The Courtship of Miles Standish Summary by H.W. Longfellow
Henry Wadsworth Longfellow, born in Portland Maine, in the year of 1807. An American poet, and educator; he was and still is considered as one of the most read poets of in the country. He was the first writer to translate Dante’s Divine Comedy. The Courtship of Miles Standish poem is a narrative poem written in the year 1858. Here is the Courtship of Miles Standish summary.
The Courtship of Miles Standish Summary by H.W. Longfellow
Henry Wadsworth Longfellow wrote this narrative poem in the year 1858, this poem is about the colonial settlement established in America in the early days of Playmouth Colony by the Mayflower Pilgrims. The poem is written in dactylic hexameter, in the poem Evangeline by Longfellow, he has used the same meter. In 1923 a film was made on “The Courtship of Miles Standish”. The backdrop of the poem is set against a fierce Indian war and revolves around a love triangle (between Miles Standish, Priscilla Mullens, and John Alden; Mayflower Pilgrims). This Henry Wadsworth Longfellow poem is based on a true story though the critics debate that this may or may not be true. The characters of the poem portray the real Mayflower Pilgrims.
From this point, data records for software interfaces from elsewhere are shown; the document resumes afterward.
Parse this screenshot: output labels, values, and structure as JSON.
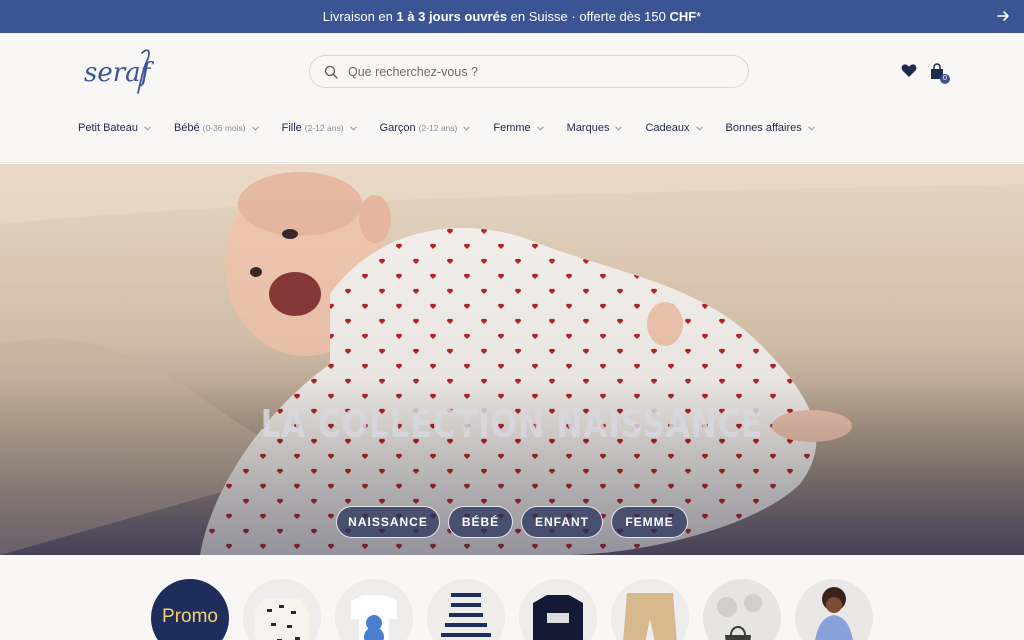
{
  "announcement": {
    "prefix": "Livraison en ",
    "bold1": "1 à 3 jours ouvrés",
    "middle": " en Suisse · offerte dès 150 ",
    "bold2": "CHF",
    "suffix": "*"
  },
  "header": {
    "logo_text": "seraf",
    "search_placeholder": "Que recherchez-vous ?",
    "bag_count": "0"
  },
  "nav": [
    {
      "label": "Petit Bateau",
      "sub": ""
    },
    {
      "label": "Bébé",
      "sub": "(0-36 mois)"
    },
    {
      "label": "Fille",
      "sub": "(2-12 ans)"
    },
    {
      "label": "Garçon",
      "sub": "(2-12 ans)"
    },
    {
      "label": "Femme",
      "sub": ""
    },
    {
      "label": "Marques",
      "sub": ""
    },
    {
      "label": "Cadeaux",
      "sub": ""
    },
    {
      "label": "Bonnes affaires",
      "sub": ""
    }
  ],
  "hero": {
    "title": "LA COLLECTION NAISSANCE",
    "buttons": [
      "NAISSANCE",
      "BÉBÉ",
      "ENFANT",
      "FEMME"
    ]
  },
  "categories": {
    "promo_label": "Promo",
    "items": [
      "promo",
      "printed-pyjama",
      "bear-tshirt",
      "striped-dress",
      "grand-sweatshirt",
      "beige-shorts",
      "tote-bag",
      "girl-jacket"
    ]
  },
  "colors": {
    "brand_blue": "#3b5594",
    "navy": "#1f2d5c",
    "promo_yellow": "#f4d36a",
    "heart_red": "#b8262b"
  }
}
The notable aspect is that through Zilpah Wadsworth (his mother), John Alden, and Priscilla Mullins, Longfellow was a descendant of the pilgrims. So he believed it to be the history of his family orally passed on to the next generations.
This is a historical narrative poem based on a love triangle. The poem begins with the physical description of Miles Standish telling the reader about his physical built and physical strength. Unlike the other character, John Alden who plays a major role in the poem is who is not described so, but the reader does get the hint that he is opposite of Miles in both the physical and mental attributes; he is no soldier but a scholar. All is going well until Miles proclaims to marry; the twist comes when he declares to marry Priscilla, who is the love interest of John.
Miles who is a man of few words and John a person with poetry flowing through him asks John to go profess his love for Priscilla. The first part of the poem describes the inner conflict of John Alden, whether he should listen to his heart or friendship, eventually, friendship wins over the heart. He sets on the journey to visit Priscilla confess the love of Mills in front of her. In the line, it is his path he takes and the thoughts that go through his mind on the way is described. He curses his fate and the Gods he prayed, he notices the Mayflowers and plucks them to give it to the beautiful Priscilla.
In the lines, that follow he portrays her beauty and becomes a little more sentimental. But believing it to be his fate to deliver the message he moves on. As he enters her house, suddenly the hum of the wheels and the singing stops, because Priscilla hears his footsteps and comes to welcome him inside. She tells him that she had been thinking of him and knew that he would make a visit to him; he is delighted to hear that she thought of him but unable to speak he gives her the flowers for an answer.
This reminds him of the night of the great snow when instead of taking the main route he had chosen to come across this path where she lived and was eventually happy he did so when Priscilla met him. Breaking from his nostalgia they sit and talk about all the stuff of the world. She tells him what all she had been thinking about lately and how she wished she was back in England, all this made her feel lonely and wretched. This gives him an opportunity to put forward the message he had come to deliver. He says that he can understand what she felt and that this is the time when the woman needs a strong shoulder to relay on and he has come at the right time with the most appropriate marriage offer from a very good man who is in love with her.
He, therefore, delivers the message sent by Mills. It is interesting to note here though Alden was a poetic person he does take any strain to narrate the letter with a rhythm but does so in a very straightforward and flat tone just like would have been done by a schoolboy. Even the Captain would have read it better; she is stunned to hear this and that too from Alden. She says in amazement that if the captain really felt so he should have come on his own rather than sending Alden.
Trying to calm her down as he went he made the matters worse by saying that the Captain was busy and has no time for “such things”, this word felt like a blow to her. She responded angrily asking whether he would have time for “such things” after they wed. She then explains what is wrong with men, that they cannot understand women and take it for granted when they simply ask and feel like getting an answer in affirmative. She says no to the proposal. John Alden continues to pacify her and ignores whatever she says continuing with his offer from the Captain he goes on praising him. In all this, he almost forgets that he is actually praising his rival in love. The lady here supposedly knows about Alden’s feelings for her and feels the same for him because she laughs at all this and smilingly tells him “Why don’t you speak for yourself, John?”
The Courtship of Miles Standish poem can be compared with Longfellow’s earlier written poem Evangeline. That is a poem written on a woman’s tragic love, her lover during the deportation in the year 1755 of the Acadian people, disappears. So both these poems are about the situation of people and the emotional turmoil’s they went through during America’s colonial era. Though the poem previously was written, was on a steadier note than the plot of The Courtship of Miles Standish, which varies in the description of emotion where we witness a mix of drama and comedy with the love-obsessed (love triangle you remember?) Pilgrims, battling against disease and Indians.